    2. Faculty must be provided with the raw data and the analysis on which the research product is based. Students may keep copies of data that have no identifying information in a secure fashion. All consent forms, raw data, codes etc. involving human subjects must reside in a locked cabinet or as a password protected electronic format within the SRT or the faculty member’s laboratory as per Health Sciences Ethics Review Board or General Research Ethics Board.
    3. Faculty supervisors have the right to first authorship on papers based on any material in the research product or arising from the research product that has not been submitted for publication within one year of the research product defence, especially when the research product forms part of the supervisor’s ongoing research program. The student retains the right, subject to the criteria in Item 1. above, to be co-author on such papers and therefore, the research product material may be used directly by the supervisor without infringing on the student’s copyright, although students may formally waive that right.
  1. Faculty are responsible for sharing this policy with their students and research staff, and discussing authorship on research outputs early in the research process.
  2. Decisions about authorship are to be documented, signed and dated by all authors.
  3. Individuals with a dispute over authorship are to:
    1. Identify the specific area of concern
    2. Speak to the lead author of the manuscript
    3. Have all parties involved meet to discuss and resolve the issue.
    4. Senior faculty who are experienced in joint authored papers may be consulted to assist in interpreting guidelines and in making recommendations for resolution.
    5. If the above steps do not result in an agreement being reached, the SRT Director is asked to meet with the authors to interpret the guidelines and make suggestions for resolution.
    6. If the project involves a graduate student the negotiation with the research team was not satisfactory for one or more members of the research team, the Graduate School can be contacted. Queen’s University has an ombudsman in the Graduate School who can assist with conflicts involving students. For conflicts involving intellectual property, Queen’s University’s Office of Intellectual Property should be consulted. If there is concern regarding research integrity, the Queen’s University HSREB or GREB should be contacted.
  1. Recommendations for the Conduct, Reporting, Editing, and Publication of Scholarly work in Medical Journals:
  2. Student Guide to Assist with Authorship Planning (Find it attached) adopted with permission from Bourbonniere, M. C., Russell, D. J., & Goldsmith, C. H. (2006). Authorship issues: one research center’s experience with developing author guidelines.
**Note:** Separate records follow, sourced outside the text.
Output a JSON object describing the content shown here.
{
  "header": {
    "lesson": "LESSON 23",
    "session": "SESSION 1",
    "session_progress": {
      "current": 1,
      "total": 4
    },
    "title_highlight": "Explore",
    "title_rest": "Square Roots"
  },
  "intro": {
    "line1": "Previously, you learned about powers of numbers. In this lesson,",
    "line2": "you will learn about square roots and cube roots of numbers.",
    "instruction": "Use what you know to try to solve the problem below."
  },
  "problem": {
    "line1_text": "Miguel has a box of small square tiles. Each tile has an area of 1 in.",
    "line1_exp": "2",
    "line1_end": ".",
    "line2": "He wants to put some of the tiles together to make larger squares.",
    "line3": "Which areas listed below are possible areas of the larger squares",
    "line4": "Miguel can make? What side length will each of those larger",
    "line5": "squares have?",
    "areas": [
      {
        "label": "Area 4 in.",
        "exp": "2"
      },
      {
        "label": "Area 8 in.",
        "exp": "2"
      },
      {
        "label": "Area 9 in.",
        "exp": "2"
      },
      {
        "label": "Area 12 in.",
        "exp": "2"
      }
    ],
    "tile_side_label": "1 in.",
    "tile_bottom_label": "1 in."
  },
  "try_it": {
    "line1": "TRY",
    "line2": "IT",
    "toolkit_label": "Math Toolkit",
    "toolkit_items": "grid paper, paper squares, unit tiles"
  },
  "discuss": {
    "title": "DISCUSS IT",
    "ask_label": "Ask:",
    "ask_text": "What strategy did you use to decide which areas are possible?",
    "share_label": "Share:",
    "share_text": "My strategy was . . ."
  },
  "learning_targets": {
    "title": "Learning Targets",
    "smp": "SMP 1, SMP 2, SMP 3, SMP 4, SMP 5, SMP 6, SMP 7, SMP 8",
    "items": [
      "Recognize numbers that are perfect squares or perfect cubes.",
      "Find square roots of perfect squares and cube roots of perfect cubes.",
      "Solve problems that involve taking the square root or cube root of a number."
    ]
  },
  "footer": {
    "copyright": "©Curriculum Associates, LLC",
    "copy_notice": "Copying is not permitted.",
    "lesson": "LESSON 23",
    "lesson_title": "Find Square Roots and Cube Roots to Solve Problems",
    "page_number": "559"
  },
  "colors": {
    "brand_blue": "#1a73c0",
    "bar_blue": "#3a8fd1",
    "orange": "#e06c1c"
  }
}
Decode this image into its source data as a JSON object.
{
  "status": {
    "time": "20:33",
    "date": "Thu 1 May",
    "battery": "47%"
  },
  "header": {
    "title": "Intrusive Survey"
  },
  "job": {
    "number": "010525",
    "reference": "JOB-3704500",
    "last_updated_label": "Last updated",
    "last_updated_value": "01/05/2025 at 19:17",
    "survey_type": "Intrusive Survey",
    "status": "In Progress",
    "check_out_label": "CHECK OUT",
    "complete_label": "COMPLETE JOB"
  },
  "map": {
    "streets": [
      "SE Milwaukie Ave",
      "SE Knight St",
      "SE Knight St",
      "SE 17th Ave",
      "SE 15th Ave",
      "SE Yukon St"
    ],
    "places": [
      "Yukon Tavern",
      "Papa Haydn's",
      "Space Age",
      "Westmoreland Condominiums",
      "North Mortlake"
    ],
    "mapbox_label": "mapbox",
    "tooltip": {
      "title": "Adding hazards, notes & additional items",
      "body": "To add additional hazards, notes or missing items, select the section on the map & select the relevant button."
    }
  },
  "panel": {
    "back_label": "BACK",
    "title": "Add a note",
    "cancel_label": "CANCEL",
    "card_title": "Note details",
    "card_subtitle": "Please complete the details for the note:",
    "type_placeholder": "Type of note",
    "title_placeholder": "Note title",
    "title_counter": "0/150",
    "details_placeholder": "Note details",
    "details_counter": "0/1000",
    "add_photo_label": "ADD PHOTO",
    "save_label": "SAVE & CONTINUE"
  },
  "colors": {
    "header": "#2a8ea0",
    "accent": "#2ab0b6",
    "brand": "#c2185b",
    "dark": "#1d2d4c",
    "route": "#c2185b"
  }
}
American Journal of Occupational Therapy, 60(1), 111-117. Available at